RECORDS FOR THE EXERCISE START

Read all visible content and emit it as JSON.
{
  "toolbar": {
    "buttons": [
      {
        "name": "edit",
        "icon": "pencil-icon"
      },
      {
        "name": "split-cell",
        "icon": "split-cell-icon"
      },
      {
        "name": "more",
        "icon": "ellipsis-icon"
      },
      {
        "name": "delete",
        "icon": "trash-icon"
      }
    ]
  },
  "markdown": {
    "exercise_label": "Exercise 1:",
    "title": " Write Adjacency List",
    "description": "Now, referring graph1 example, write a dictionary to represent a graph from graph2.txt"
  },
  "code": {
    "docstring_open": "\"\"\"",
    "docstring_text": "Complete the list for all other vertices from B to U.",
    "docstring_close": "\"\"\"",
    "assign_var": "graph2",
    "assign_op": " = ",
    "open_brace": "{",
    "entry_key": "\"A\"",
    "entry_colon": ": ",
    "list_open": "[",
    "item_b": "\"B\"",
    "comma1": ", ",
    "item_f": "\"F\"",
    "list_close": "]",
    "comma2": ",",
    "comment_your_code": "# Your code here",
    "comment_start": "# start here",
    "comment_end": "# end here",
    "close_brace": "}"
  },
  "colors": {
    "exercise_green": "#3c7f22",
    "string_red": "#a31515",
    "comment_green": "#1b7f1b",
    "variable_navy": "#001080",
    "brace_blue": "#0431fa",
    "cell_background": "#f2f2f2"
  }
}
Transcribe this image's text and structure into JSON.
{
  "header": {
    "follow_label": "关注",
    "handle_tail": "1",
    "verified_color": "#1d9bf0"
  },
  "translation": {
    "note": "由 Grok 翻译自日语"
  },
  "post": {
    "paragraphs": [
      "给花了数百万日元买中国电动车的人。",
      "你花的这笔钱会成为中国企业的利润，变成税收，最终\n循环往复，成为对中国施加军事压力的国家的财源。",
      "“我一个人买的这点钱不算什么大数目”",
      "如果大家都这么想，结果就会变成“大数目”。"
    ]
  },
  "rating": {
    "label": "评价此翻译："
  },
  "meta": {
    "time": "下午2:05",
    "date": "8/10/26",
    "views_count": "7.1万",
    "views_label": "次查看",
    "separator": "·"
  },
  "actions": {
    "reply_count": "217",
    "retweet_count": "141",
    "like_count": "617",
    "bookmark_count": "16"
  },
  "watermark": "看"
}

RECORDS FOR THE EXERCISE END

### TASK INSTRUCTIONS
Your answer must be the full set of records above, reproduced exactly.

### YOUR RESPONSE
Read all visible content and emit it as JSON.
{
  "toolbar": {
    "buttons": [
      {
        "name": "edit",
        "icon": "pencil-icon"
      },
      {
        "name": "split-cell",
        "icon": "split-cell-icon"
      },
      {
        "name": "more",
        "icon": "ellipsis-icon"
      },
      {
        "name": "delete",
        "icon": "trash-icon"
      }
    ]
  },
  "markdown": {
    "exercise_label": "Exercise 1:",
    "title": " Write Adjacency List",
    "description": "Now, referring graph1 example, write a dictionary to represent a graph from graph2.txt"
  },
  "code": {
    "docstring_open": "\"\"\"",
    "docstring_text": "Complete the list for all other vertices from B to U.",
    "docstring_close": "\"\"\"",
    "assign_var": "graph2",
    "assign_op": " = ",
    "open_brace": "{",
    "entry_key": "\"A\"",
    "entry_colon": ": ",
    "list_open": "[",
    "item_b": "\"B\"",
    "comma1": ", ",
    "item_f": "\"F\"",
    "list_close": "]",
    "comma2": ",",
    "comment_your_code": "# Your code here",
    "comment_start": "# start here",
    "comment_end": "# end here",
    "close_brace": "}"
  },
  "colors": {
    "exercise_green": "#3c7f22",
    "string_red": "#a31515",
    "comment_green": "#1b7f1b",
    "variable_navy": "#001080",
    "brace_blue": "#0431fa",
    "cell_background": "#f2f2f2"
  }
}
Transcribe this image's text and structure into JSON.
{
  "header": {
    "follow_label": "关注",
    "handle_tail": "1",
    "verified_color": "#1d9bf0"
  },
  "translation": {
    "note": "由 Grok 翻译自日语"
  },
  "post": {
    "paragraphs": [
      "给花了数百万日元买中国电动车的人。",
      "你花的这笔钱会成为中国企业的利润，变成税收，最终\n循环往复，成为对中国施加军事压力的国家的财源。",
      "“我一个人买的这点钱不算什么大数目”",
      "如果大家都这么想，结果就会变成“大数目”。"
    ]
  },
  "rating": {
    "label": "评价此翻译："
  },
  "meta": {
    "time": "下午2:05",
    "date": "8/10/26",
    "views_count": "7.1万",
    "views_label": "次查看",
    "separator": "·"
  },
  "actions": {
    "reply_count": "217",
    "retweet_count": "141",
    "like_count": "617",
    "bookmark_count": "16"
  },
  "watermark": "看"
}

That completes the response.